Arkansas suspended enhanced benefits this summer, yet labor issues remain in the state. Jebaraj pointed to a few reasons for this, including an increase in people retiring and fewer mothers with children re-entering the workforce. He also noted how more employers are posting pay ranges in their ads to attract talent, which has factored into the recent wage gain.
Jebaraj said the region still has a ways to go before the labor issue is resolved.
Housing prices are another story. More than 100,000 people have moved to the area in the past 10 years, which has outpaced real estate development and led to a hot housing market. Jebaraj said there are a few reasons why development has slowed in recent years, including a lack of available land for home construction.
"Fewer lots cost a lot more money," he said. As a result, people are buying more homes that are larger than their average household size. Families are also adopting a "drive 'til you can afford it" approach to finding a house, Jebaraj said, but some are not weighing the pros and cons of living farther away from central amenities. Factoring in transportation costs and greenhouse gas emissions, he said it is more cost-effective to live within the city limits of Fayetteville or Bentonville than in rural areas such as Farmington and Centerton.

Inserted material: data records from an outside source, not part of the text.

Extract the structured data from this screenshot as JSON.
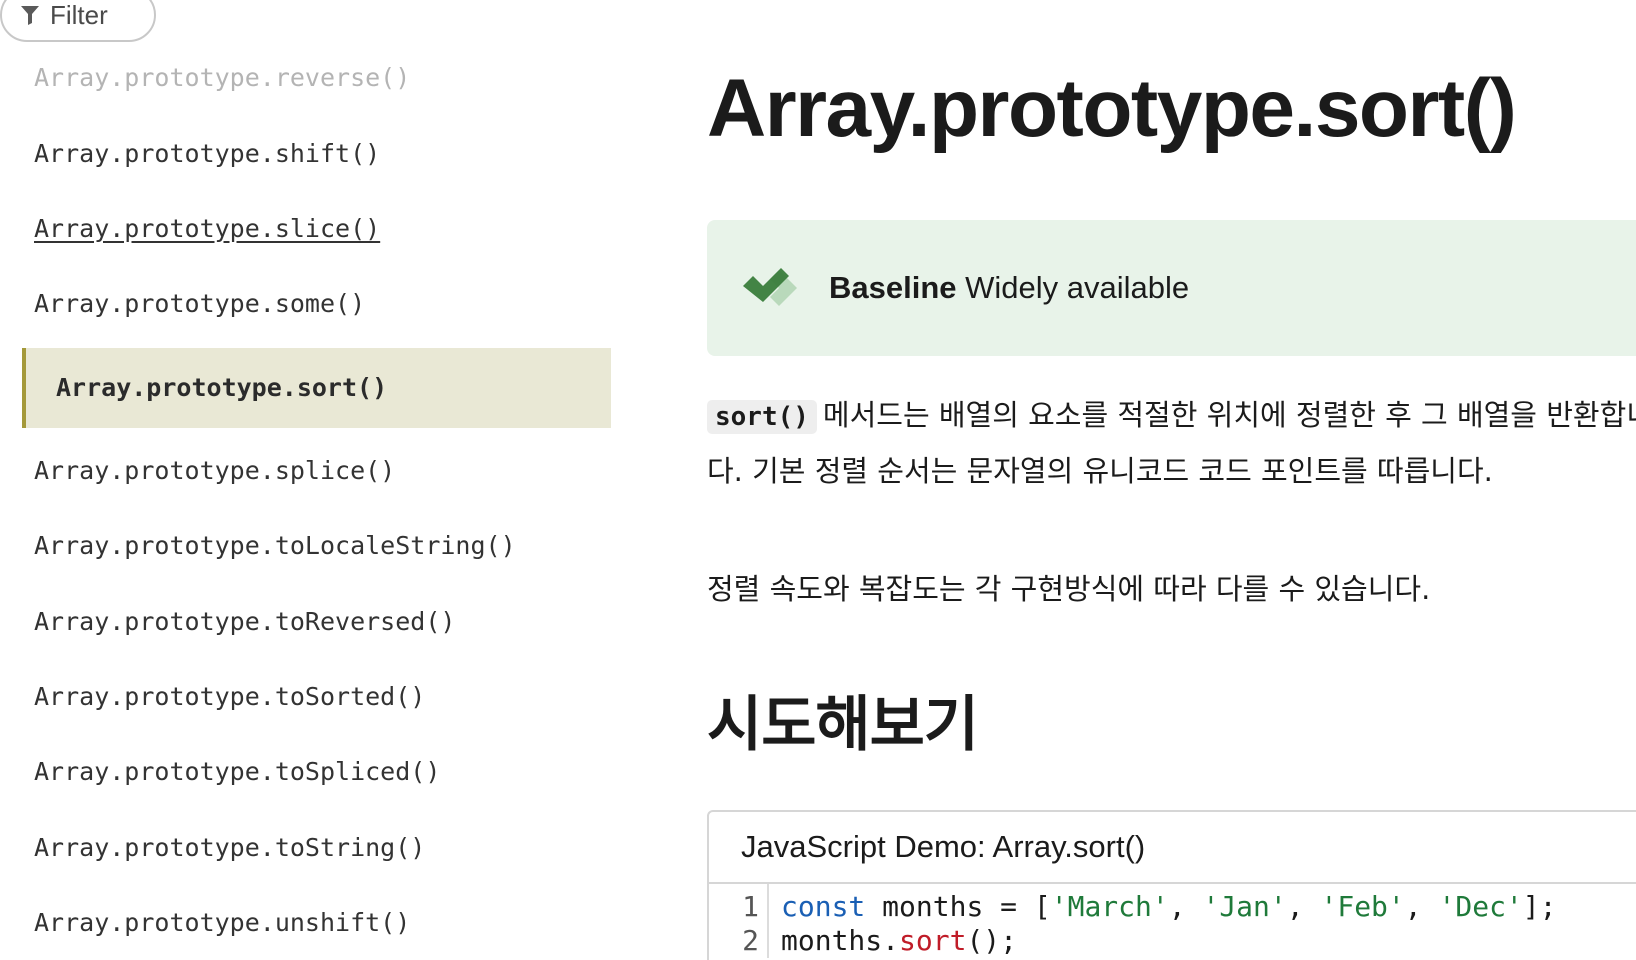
{
  "sidebar": {
    "filter_label": "Filter",
    "items": [
      {
        "label": "Array.prototype.reverse()"
      },
      {
        "label": "Array.prototype.shift()"
      },
      {
        "label": "Array.prototype.slice()"
      },
      {
        "label": "Array.prototype.some()"
      },
      {
        "label": "Array.prototype.sort()"
      },
      {
        "label": "Array.prototype.splice()"
      },
      {
        "label": "Array.prototype.toLocaleString()"
      },
      {
        "label": "Array.prototype.toReversed()"
      },
      {
        "label": "Array.prototype.toSorted()"
      },
      {
        "label": "Array.prototype.toSpliced()"
      },
      {
        "label": "Array.prototype.toString()"
      },
      {
        "label": "Array.prototype.unshift()"
      }
    ],
    "active_index": 4
  },
  "main": {
    "title": "Array.prototype.sort()",
    "baseline": {
      "strong": "Baseline",
      "status": "Widely available"
    },
    "description": {
      "code": "sort()",
      "line1": "메서드는 배열의 요소를 적절한 위치에 정렬한 후 그 배열을 반환합니",
      "line2": "다. 기본 정렬 순서는 문자열의 유니코드 코드 포인트를 따릅니다."
    },
    "note": "정렬 속도와 복잡도는 각 구현방식에 따라 다를 수 있습니다.",
    "section_heading": "시도해보기",
    "demo": {
      "title": "JavaScript Demo: Array.sort()",
      "line_numbers": [
        "1",
        "2"
      ],
      "line1": {
        "kw": "const",
        "mid": " months = [",
        "s1": "'March'",
        "s2": "'Jan'",
        "s3": "'Feb'",
        "s4": "'Dec'",
        "sep": ", ",
        "end": "];"
      },
      "line2": {
        "obj": "months.",
        "fn": "sort",
        "end": "();"
      }
    }
  },
  "colors": {
    "active_bg": "#e9e8d5",
    "active_border": "#a4993a",
    "baseline_bg": "#e8f3e9",
    "baseline_check": "#3a7d3c",
    "code_keyword": "#1a5fb4",
    "code_string": "#1f7a3a",
    "code_function": "#c01c28"
  }
}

Nelson Peacock, president and chief executive of the Northwest Arkansas Council, said he has seen many families struggle because of high rent or mortgage payments in the region.
To help alleviate the problem, the NWA Workforce Housing Center, an organization backed by the Walton Family Foundation, is projected to help add more than 80,000 homes to the region's four major cities by 2040. These efforts are meant to keep working families, including first responders and teachers, close to employers and amenities.
"If high housing prices displace our workers, we lose that small-town feel we have," Peacock said.